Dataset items
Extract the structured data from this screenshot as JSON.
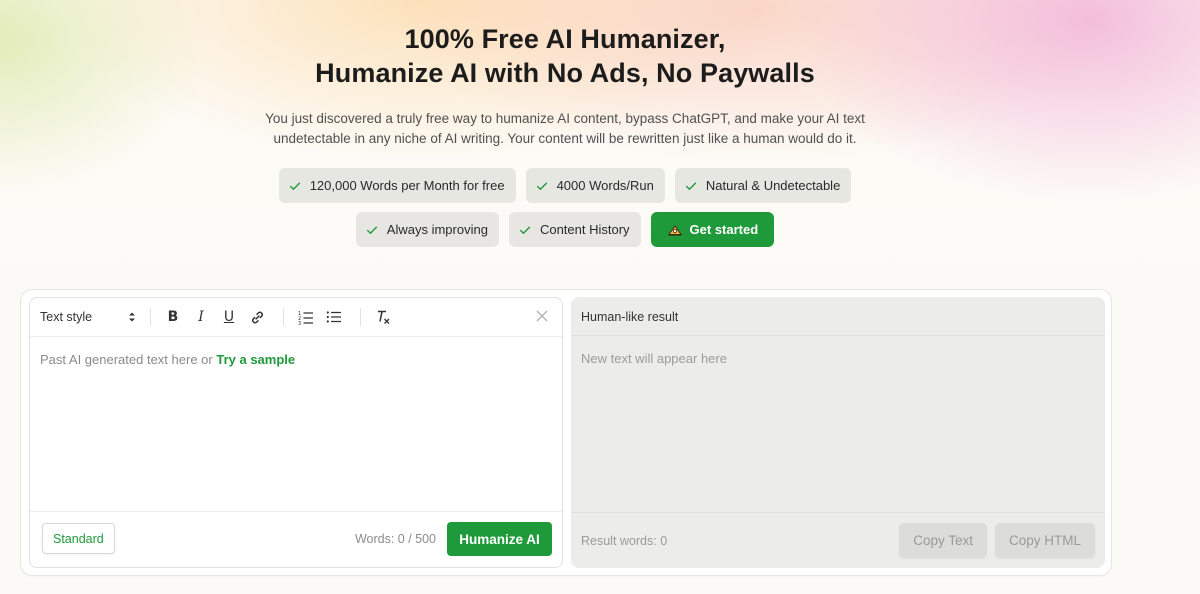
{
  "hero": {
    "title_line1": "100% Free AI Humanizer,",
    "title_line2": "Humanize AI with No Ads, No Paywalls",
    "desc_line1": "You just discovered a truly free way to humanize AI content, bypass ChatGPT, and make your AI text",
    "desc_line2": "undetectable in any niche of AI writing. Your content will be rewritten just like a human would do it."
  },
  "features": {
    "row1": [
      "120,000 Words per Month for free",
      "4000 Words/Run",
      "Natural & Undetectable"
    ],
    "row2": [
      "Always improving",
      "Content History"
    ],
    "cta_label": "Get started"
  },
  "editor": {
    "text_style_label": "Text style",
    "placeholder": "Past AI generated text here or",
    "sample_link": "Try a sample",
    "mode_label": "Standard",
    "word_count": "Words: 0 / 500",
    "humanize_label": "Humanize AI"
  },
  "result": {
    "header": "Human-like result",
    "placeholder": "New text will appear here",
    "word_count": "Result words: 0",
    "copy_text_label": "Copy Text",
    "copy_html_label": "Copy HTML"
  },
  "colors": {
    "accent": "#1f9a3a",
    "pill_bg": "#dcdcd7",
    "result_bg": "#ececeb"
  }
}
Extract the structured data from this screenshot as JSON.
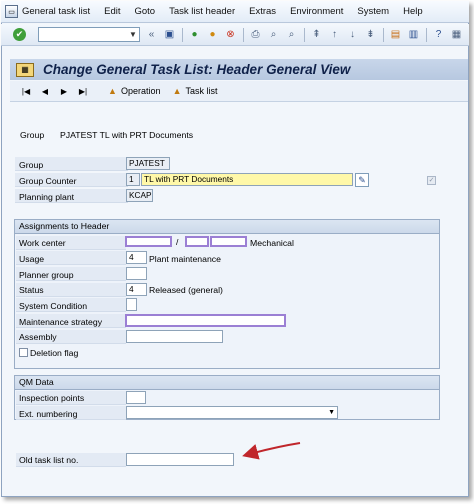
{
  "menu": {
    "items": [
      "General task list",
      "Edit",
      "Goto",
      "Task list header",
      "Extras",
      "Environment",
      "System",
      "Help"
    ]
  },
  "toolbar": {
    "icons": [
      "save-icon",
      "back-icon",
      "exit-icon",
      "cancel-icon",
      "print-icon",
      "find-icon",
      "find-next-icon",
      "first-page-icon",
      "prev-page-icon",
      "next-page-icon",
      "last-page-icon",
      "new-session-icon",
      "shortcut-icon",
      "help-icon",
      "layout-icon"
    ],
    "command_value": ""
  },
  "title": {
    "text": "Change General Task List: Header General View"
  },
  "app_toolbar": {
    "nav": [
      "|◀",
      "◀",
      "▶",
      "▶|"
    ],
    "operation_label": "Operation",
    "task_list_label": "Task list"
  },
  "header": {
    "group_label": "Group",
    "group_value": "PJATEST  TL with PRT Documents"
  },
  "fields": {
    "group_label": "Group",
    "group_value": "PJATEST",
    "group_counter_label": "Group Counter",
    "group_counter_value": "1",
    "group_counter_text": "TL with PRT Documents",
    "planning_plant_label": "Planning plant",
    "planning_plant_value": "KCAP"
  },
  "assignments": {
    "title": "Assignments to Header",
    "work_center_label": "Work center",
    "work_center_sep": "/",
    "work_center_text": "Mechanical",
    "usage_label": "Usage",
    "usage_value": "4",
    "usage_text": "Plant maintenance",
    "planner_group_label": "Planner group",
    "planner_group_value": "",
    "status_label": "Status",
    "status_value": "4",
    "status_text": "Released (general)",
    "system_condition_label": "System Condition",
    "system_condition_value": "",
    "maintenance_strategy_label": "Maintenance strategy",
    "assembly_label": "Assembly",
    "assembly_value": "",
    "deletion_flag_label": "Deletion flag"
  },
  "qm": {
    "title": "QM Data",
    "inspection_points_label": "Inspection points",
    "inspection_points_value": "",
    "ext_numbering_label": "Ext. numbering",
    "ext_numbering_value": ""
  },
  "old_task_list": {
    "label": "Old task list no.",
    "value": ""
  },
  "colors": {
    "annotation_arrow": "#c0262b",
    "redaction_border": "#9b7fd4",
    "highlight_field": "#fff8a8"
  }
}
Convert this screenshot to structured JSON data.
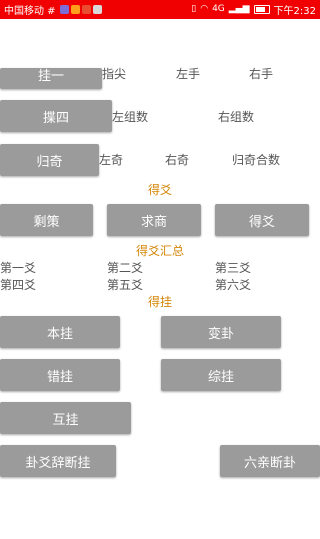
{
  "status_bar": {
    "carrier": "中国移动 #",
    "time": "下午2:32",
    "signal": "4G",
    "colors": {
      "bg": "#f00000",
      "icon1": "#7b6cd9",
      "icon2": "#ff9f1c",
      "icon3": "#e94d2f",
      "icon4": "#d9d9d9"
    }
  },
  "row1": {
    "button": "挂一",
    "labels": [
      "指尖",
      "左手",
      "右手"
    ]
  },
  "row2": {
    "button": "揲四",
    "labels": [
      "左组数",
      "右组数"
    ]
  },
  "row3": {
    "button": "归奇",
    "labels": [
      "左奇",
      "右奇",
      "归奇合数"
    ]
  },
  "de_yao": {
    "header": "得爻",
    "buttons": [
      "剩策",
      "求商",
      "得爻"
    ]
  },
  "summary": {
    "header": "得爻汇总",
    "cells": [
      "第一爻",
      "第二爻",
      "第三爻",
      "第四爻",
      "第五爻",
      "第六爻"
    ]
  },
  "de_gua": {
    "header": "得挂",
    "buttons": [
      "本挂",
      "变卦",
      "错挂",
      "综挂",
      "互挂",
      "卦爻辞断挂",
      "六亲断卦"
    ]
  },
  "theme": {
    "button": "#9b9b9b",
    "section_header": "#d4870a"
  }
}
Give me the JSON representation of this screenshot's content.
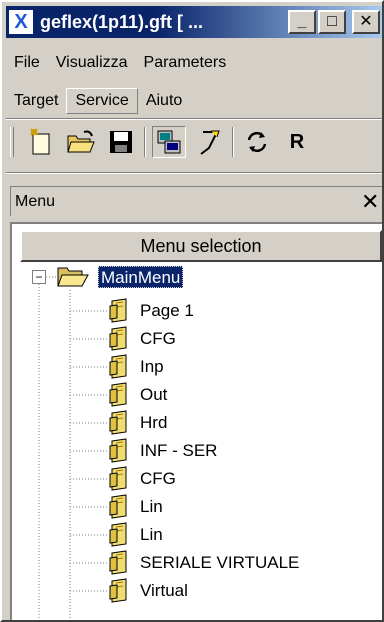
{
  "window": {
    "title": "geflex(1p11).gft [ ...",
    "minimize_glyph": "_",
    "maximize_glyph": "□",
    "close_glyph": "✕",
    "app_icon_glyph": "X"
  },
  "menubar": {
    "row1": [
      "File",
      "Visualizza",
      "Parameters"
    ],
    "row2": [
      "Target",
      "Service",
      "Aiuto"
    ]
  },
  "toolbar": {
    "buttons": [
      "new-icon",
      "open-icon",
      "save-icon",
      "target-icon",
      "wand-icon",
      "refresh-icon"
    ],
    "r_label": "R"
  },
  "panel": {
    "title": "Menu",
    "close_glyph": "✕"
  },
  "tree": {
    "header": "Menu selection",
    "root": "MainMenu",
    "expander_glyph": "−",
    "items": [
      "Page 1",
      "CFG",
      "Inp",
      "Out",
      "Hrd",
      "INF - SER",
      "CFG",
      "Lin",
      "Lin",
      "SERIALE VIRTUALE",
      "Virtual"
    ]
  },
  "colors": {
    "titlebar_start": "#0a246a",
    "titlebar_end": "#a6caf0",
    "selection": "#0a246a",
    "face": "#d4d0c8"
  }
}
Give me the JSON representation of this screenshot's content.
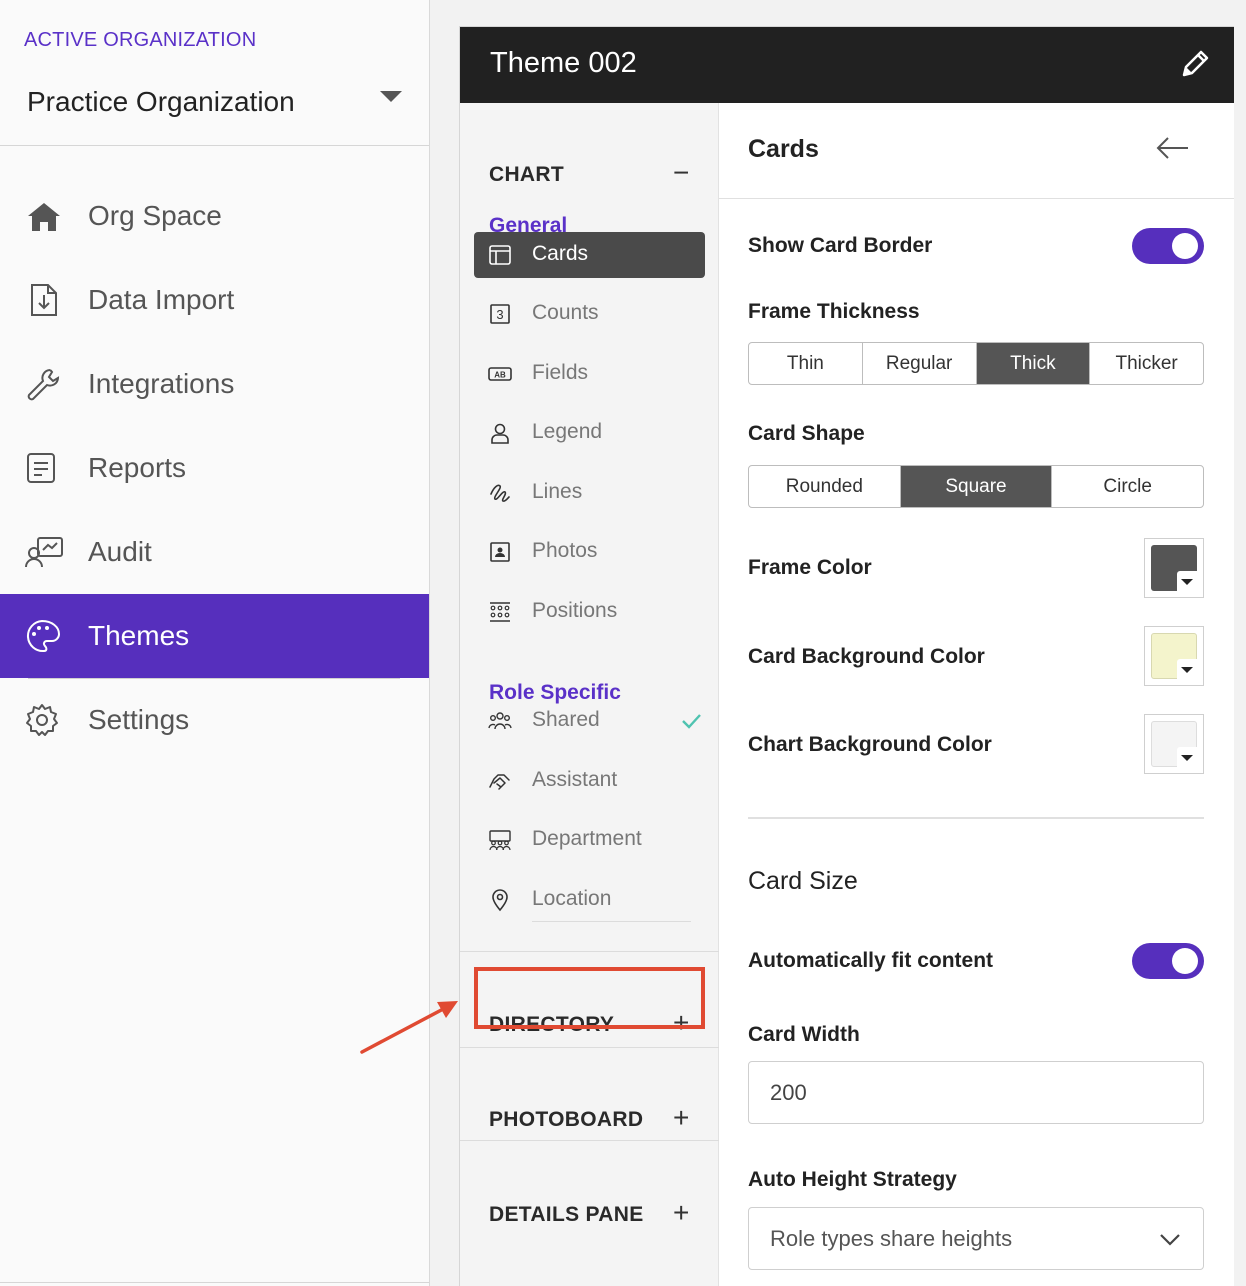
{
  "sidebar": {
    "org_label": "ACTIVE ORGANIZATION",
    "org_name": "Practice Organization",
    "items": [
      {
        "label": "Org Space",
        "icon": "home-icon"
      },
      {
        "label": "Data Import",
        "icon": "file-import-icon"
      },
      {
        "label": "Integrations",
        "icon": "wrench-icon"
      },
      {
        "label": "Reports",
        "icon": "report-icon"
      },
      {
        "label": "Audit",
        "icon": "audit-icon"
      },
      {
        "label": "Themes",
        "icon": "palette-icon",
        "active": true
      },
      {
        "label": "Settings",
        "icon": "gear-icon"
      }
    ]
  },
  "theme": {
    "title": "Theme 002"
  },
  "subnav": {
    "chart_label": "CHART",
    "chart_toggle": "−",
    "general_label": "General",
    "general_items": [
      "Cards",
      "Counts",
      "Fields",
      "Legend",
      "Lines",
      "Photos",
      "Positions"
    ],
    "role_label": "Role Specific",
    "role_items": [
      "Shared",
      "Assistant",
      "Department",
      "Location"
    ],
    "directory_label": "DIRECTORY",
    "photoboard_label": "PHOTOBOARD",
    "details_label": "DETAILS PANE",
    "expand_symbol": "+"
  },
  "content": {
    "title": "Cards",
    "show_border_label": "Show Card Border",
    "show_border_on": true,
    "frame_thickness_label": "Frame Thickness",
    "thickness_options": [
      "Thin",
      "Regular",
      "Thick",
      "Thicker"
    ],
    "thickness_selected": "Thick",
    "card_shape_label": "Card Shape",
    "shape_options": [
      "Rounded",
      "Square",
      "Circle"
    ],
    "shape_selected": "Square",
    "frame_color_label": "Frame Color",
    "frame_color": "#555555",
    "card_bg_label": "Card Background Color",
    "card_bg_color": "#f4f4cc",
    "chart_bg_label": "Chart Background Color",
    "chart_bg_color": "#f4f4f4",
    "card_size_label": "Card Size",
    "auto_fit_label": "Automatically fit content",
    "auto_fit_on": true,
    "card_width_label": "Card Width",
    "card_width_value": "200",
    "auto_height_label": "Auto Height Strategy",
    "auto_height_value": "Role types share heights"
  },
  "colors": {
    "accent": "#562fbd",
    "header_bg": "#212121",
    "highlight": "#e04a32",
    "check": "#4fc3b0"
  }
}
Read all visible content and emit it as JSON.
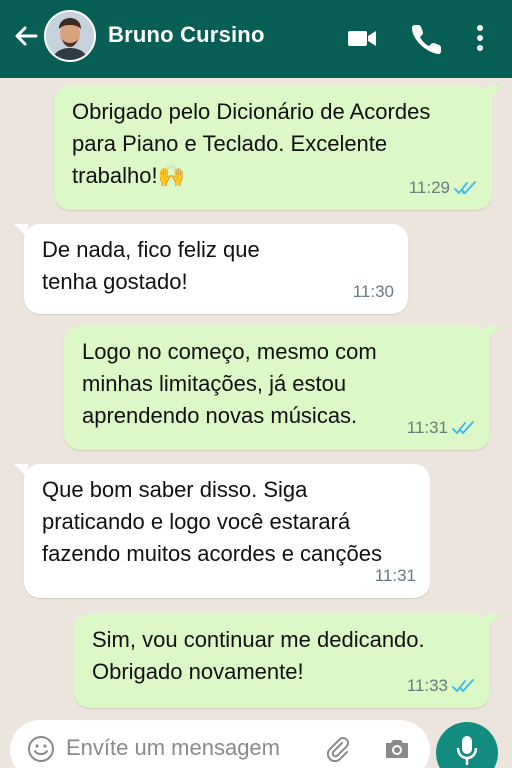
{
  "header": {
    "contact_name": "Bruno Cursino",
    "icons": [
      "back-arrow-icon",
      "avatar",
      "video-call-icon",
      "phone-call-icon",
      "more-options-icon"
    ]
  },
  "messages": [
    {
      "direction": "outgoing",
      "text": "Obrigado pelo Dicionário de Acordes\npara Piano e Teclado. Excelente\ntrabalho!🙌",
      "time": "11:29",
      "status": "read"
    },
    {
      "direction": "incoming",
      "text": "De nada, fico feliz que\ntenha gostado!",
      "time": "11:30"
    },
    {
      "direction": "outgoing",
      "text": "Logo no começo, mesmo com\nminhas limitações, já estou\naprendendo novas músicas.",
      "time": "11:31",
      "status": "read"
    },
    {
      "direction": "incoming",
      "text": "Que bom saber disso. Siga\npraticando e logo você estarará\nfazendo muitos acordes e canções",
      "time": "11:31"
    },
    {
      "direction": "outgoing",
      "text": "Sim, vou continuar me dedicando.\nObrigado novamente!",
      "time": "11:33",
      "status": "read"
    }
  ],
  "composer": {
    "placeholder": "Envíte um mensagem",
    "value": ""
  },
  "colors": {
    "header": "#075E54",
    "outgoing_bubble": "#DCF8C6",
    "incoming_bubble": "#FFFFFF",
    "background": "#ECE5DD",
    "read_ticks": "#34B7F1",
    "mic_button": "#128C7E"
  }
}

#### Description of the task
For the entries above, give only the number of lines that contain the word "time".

#### Response box
6